Technology commentator Bill Thompson looks at the growing importance of online payment systems and how they can transform our lives.
The latest Google service, Checkout, launched at the end of June and within a week had been banned by eBay on the grounds that Google does not have a "substantial historical track record of providing safe and reliable financial and/or banking related services".
The world of payment has changed irrevocably
The resulting fuss has guaranteed that anyone interested in online payment services knows that Checkout is out there, though the current obsession with Googleology - the art of interpreting Google's announcements - meant that this was hardly ever going to be a stealth launch.
And it seems reasonable to give eBay the benefit of the doubt over blocking Checkout, at least for a period, since the new service is unproven.
Since Checkout doesn't seem to be competing directly with PayPal in small-value consumer payments there would seem little point for eBay in generating such bad publicity.
Unlike eBay's PayPal, Checkout seems intended to support Google advertisers, largely small businesses rather than private individuals, so perhaps eBay was just being consistent in its approach to a new service.
The squabble between the two companies isn't really what matters here. In the longer term, whether Google Checkout, eBay's PayPal or other online payment services like WorldPay survive is less important than the fact that they are out there and innovating in the financial world in a way that established players cannot or will not.
Because online payment matters, and better and easier payment services are one of the key requirements for the continued growth of the internet.
It's already clear that having a fast, convenient service can change your online purchasing habits almost without you noticing.
One of the reasons iTunes Music Store is successful is that once you have an account then you don't really notice that you're spending money, and of course Amazon has a US patent on its one-click payment service and sees it as a major source of competitive advantage.
It's the same for other forms of online purchase.
I'm currently working on a daily podcast for the Cambridge Film Festival, and I needed something to let me record Skype conversations efficiently so that we can do interviews with directors in advance of their trips to Cambridge.
Google Checkout is causing financial ripples
I found Call Recorder online, and it seemed to do what I want, so after trying out the demo I decided to pay the $12.95 (£8) they asked for through my Paypal account.
If I'd had to fish out a credit card and take the time to enter all the details on yet another payment page I may not have bothered.
Certainly when it comes to shareware, where the imperative to hand over the money is purely a moral one, having an easy way to pay makes us more likely to be honest.
If Google lets more online retailers take money from customers without the customers having to think about it, then it will help the online economy grow and fuel even more innovation.
I do not think this is a bad thing, and it may even trigger the final stage in what I see as the financial equivalent of the "Negroponte switch".
In the 1990s Nicholas Negroponte, founder and ex-director of Massachusetts Institute of Technology's Media Lab, predicted that data that was broadcast by radio, like TV, would increasingly be transmitted over wires while wired networks like the internet become wireless.
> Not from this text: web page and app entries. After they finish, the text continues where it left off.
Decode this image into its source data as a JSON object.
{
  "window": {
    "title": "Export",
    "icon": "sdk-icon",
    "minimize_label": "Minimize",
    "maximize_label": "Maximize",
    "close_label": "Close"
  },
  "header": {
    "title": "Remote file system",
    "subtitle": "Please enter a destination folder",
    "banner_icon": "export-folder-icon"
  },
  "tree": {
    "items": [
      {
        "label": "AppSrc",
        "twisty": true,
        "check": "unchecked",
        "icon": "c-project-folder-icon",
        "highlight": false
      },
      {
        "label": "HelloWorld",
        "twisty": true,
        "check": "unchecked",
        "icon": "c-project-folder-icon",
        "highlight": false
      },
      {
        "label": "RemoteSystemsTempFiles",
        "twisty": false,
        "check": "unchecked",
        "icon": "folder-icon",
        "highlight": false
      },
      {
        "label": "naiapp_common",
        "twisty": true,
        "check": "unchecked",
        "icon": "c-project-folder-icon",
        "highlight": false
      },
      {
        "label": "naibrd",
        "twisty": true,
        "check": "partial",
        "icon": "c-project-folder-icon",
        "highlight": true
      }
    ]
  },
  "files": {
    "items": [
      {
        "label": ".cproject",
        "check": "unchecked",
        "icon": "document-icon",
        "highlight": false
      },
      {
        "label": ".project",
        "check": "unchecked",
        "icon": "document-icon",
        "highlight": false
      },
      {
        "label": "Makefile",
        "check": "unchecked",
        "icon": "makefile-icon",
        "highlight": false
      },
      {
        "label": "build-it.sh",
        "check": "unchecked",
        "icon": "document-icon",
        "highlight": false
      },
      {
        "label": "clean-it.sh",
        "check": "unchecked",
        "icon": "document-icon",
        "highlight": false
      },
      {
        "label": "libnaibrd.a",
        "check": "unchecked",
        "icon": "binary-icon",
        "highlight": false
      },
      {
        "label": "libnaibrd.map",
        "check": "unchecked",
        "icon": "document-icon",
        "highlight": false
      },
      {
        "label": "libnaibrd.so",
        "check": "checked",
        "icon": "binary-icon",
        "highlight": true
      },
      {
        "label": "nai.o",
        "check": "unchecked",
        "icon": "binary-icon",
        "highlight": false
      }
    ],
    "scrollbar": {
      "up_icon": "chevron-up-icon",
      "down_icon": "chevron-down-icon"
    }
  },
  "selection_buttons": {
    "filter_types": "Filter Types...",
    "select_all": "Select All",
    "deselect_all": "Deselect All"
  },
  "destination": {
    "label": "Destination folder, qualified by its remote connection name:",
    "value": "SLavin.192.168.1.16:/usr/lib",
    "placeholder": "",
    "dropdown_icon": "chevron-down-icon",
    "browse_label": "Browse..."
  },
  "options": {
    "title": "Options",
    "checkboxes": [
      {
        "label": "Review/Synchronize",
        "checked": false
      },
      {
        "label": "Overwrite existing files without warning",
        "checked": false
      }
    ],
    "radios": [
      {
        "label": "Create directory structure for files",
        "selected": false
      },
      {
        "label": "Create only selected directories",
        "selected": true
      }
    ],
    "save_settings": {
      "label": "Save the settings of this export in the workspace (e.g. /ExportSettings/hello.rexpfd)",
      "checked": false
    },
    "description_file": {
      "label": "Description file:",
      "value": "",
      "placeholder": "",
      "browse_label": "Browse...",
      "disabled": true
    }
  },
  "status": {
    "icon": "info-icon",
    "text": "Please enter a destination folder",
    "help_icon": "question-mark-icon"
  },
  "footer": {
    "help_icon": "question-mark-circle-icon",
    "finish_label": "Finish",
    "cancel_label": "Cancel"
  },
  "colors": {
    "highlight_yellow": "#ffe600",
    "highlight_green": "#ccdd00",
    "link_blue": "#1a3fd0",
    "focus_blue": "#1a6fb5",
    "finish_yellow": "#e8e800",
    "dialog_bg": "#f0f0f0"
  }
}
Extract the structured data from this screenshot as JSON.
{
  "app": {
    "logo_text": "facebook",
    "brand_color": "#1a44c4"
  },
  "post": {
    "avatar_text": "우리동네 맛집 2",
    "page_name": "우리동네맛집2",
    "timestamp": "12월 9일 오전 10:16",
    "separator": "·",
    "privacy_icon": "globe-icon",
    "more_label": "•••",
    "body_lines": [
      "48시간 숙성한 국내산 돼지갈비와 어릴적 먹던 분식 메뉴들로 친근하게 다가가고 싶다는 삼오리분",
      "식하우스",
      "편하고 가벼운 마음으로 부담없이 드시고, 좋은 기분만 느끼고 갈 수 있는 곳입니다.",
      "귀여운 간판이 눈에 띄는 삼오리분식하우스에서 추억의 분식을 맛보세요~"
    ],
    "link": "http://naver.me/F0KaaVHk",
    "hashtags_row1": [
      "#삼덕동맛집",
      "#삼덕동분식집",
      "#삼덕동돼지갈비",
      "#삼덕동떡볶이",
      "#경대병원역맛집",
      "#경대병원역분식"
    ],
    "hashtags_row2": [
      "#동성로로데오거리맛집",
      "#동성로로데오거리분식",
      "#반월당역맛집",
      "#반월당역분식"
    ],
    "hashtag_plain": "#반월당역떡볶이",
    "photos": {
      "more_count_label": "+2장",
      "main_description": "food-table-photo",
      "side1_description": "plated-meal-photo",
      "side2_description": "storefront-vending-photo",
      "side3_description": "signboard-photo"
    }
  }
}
In the financial world, the switch is from money as a token of value, something that represents access to a real-world commodity like gold, into money as an access key, something which simply enables the owner to manipulate records in financial databases.
Banks and financial institutions have taken the second view of money for some years now. Now, as more and more of us in the West move large chunks of our lives online, payment services like PayPal become more important than the cash in our wallets.
This is happening because we finally have innovative online companies at the centre of people's financial matters, and they can do things that the banks won't.
Online banking is very much an attempt to implement a good old-fashioned bank account on a computer screen, and as a result they are remarkably dull and uninteresting.
And banks have offered only the most basic mobile services, like access to statements and balance reminders. Yet PayPal has a fully-functional mobile payment service, and we can expect Google and others to follow suit.
Whether Checkout is a brilliant strategic move by Google to lock its users and advertisers ever more closely into its worldview, or another example of an online behemoth with far more money than strategic sense overextending itself is less important than what it shows about online payment services.
While the small-value payment systems which we are building today may primarily serve the interests of eBay traders or small businesses in the US, they will also prove useful to the next five billion users, those for whom existing financial services and banks have little to offer.
They may well find that they can make good use of them for micro-payments, local business ventures and even transferring money to family overseas. And as they do, they will start to embed the network into their daily lives just as those of us in the privileged parts of the world are doing today.
And then they'll start to think of their own ways to use the technology, and we may find that their interests and desires are very different from ours.
Bill Thompson is a regular commentator on the BBC World Service programme Digital Planet